TLR pop up magnifiers - Table of available corrective diopters

Table of Corrective Diopters available for pop up magnifiers in the TLR Waist Level Finder

Rolleiflex TLR  2.8FX   4.0 FW and 4.0 FT    (will also fit 2.8 GX, F, 3.5 F and other models with removable WLF)

For some older cameras the label may no longer be visible - you can have an optomatrist read the diopter power and then reference this chart to determine what is installed and what value you need.    * blue item is the standard value

Diopter Labeled Value  Diopter Power Catalog Number
-4.5 9.5 92190.41.009
-3.5 10.5 92190.41.010
-2.5 11.5 92190.41.011
-1.5 12.5 92190.41.012
-0.5 13.5 92190.41.013 *
+ 0.5 14.5 92190.41.014
+ 1.5 15.5 92190.41.015
+ 2.5 16.5 92190.41.016
+ 3.5 17.5 92190.41.017
Diopters, Prisms, Focus screens - getting the best view for accurate focusing

One of the reasons I initially started shooting with the Rolleiflex was for the wonderful viewfinders with are big and bright.   Each Rolleiflex platform has several viewfinder options: on the 6000 series there are 5 finders, on the Hy6 there are four different finders, and 3 for the TLR's.    I like to be in control of the camera as much as possible, and personally rarely use the autofocus features.  When I do use AF, I find that it affects my compositional framing since I tend to center to the subject more.   

Besides the finder choices, another great thing about the Rolleiflex is that DHW-fototechnik offers lots of corrective diopters for their prisms and WLF pop up magnifiers, and they are not too expensive.  (I'm going to list a table of the different corrective diopters very soon.)

My problem is that my eyesight isn't that great and I have an astigmatism too.  That means even with the correct diopter in place, I still can't see really sharp images in the finder without glasses.  I won't bore you all with the effort I went into with building my own custom magnifying finders or experimentation with numerous focusing screens right now (maybe in a later post), but instead will get right to the solution for those of you who have an astigmatism but want to shoot without your glasses.  It's the Televue Dioptrx.   This is a corrective eyepiece for astronomers to fit to their telescopes, but amazingly its about the right size to fit on the 45 degree prism eyecups and also the same diameter of the 3x lupe finders.  Note - I have no affiliation with TeleVue at all.  I am just very happy these exist.  If you know your prescription, you can just select the closest one - they come in .25 diopter increments.  If you are in between, go to the higher value. 

I bought mine from OPT Telescopes but you can get them several places.  Here's a link to their page with the dioptrx.    

These come with a rubber eyecup and have a screw on mount cap that fits over the Rollei 45 degree prism eyecup.
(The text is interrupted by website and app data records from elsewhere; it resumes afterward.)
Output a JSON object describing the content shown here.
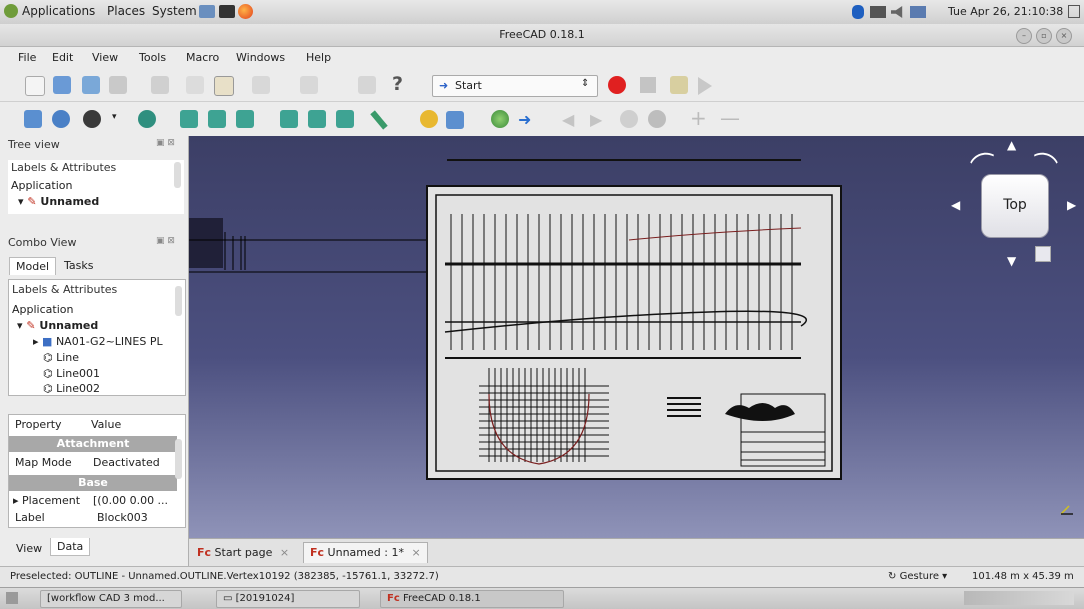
{
  "top_panel": {
    "menus": [
      "Applications",
      "Places",
      "System"
    ],
    "clock": "Tue Apr 26, 21:10:38"
  },
  "window": {
    "title": "FreeCAD 0.18.1"
  },
  "menubar": [
    "File",
    "Edit",
    "View",
    "Tools",
    "Macro",
    "Windows",
    "Help"
  ],
  "toolbar": {
    "workbench": "Start"
  },
  "tree_view": {
    "title": "Tree view",
    "header": "Labels & Attributes",
    "root": "Application",
    "doc": "Unnamed"
  },
  "combo_view": {
    "title": "Combo View",
    "tabs": [
      "Model",
      "Tasks"
    ],
    "header": "Labels & Attributes",
    "root": "Application",
    "doc": "Unnamed",
    "items": [
      "NA01-G2~LINES PL",
      "Line",
      "Line001",
      "Line002"
    ]
  },
  "properties": {
    "col_property": "Property",
    "col_value": "Value",
    "section1": "Attachment",
    "map_mode_label": "Map Mode",
    "map_mode_value": "Deactivated",
    "section2": "Base",
    "placement_label": "Placement",
    "placement_value": "[(0.00 0.00 ...",
    "label_label": "Label",
    "label_value": "Block003",
    "tabs": [
      "View",
      "Data"
    ]
  },
  "navcube": {
    "face": "Top"
  },
  "doc_tabs": [
    "Start page",
    "Unnamed : 1*"
  ],
  "status": {
    "message": "Preselected: OUTLINE - Unnamed.OUTLINE.Vertex10192 (382385, -15761.1, 33272.7)",
    "nav_style": "Gesture",
    "dimensions": "101.48 m x 45.39 m"
  },
  "taskbar": [
    "[workflow CAD 3 mod...",
    "[20191024]",
    "FreeCAD 0.18.1"
  ]
}
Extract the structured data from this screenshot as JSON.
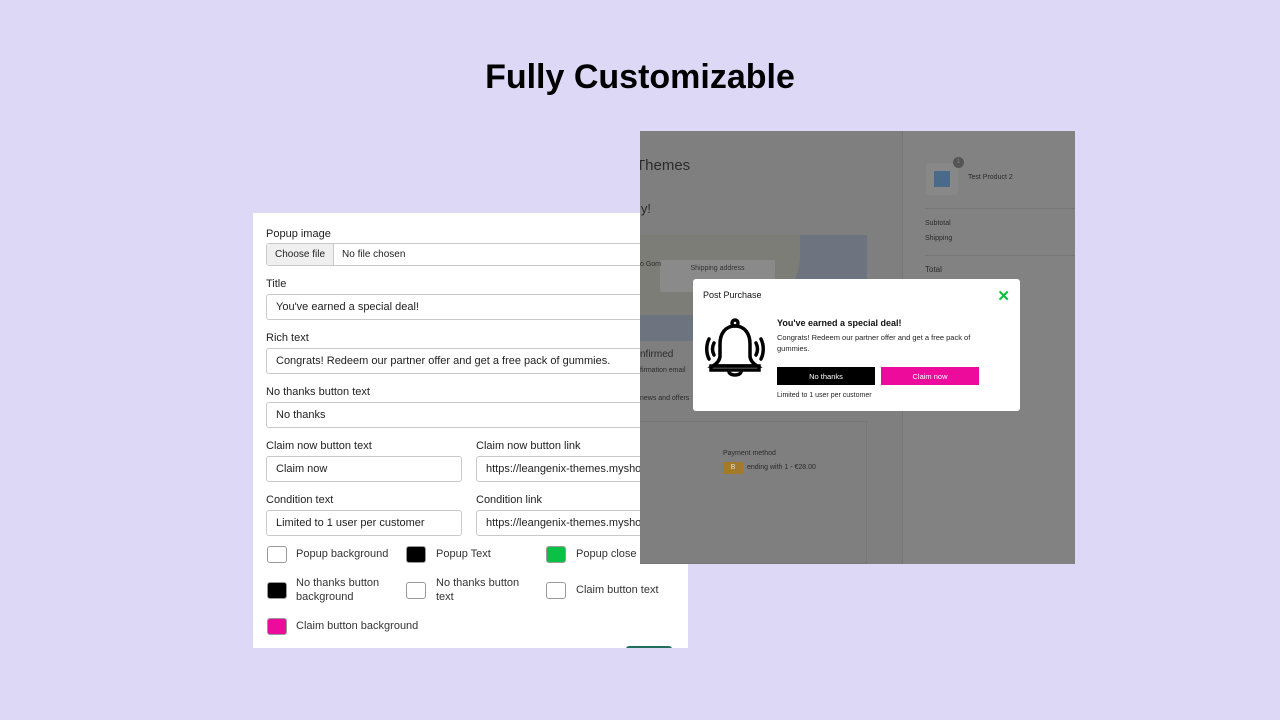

You can just remove the rear piece and slip it over the rollei eyecup and then screw in the dioptrx and then as you tighten look through and rotate it such that the angle is correct for your astigmatism (you'll see it get sharp - a little off and things tilt at an angle - way off its blurry).  It will stay on really pretty well.  If you get wild with your Hy6 and hop around like I do, you might want a bit more security.  I ended up gluing a large stainless steel washer on the back of the rear dioptrx cap that had a slightly smaller hole in it and this holds my dioptrx on very well.  I actually have two of these.  The second one is for my lupe finder.  It looks a bit funky but since they are the same diameter - I just use a piece of the blue masking tape around the seam to hold them together.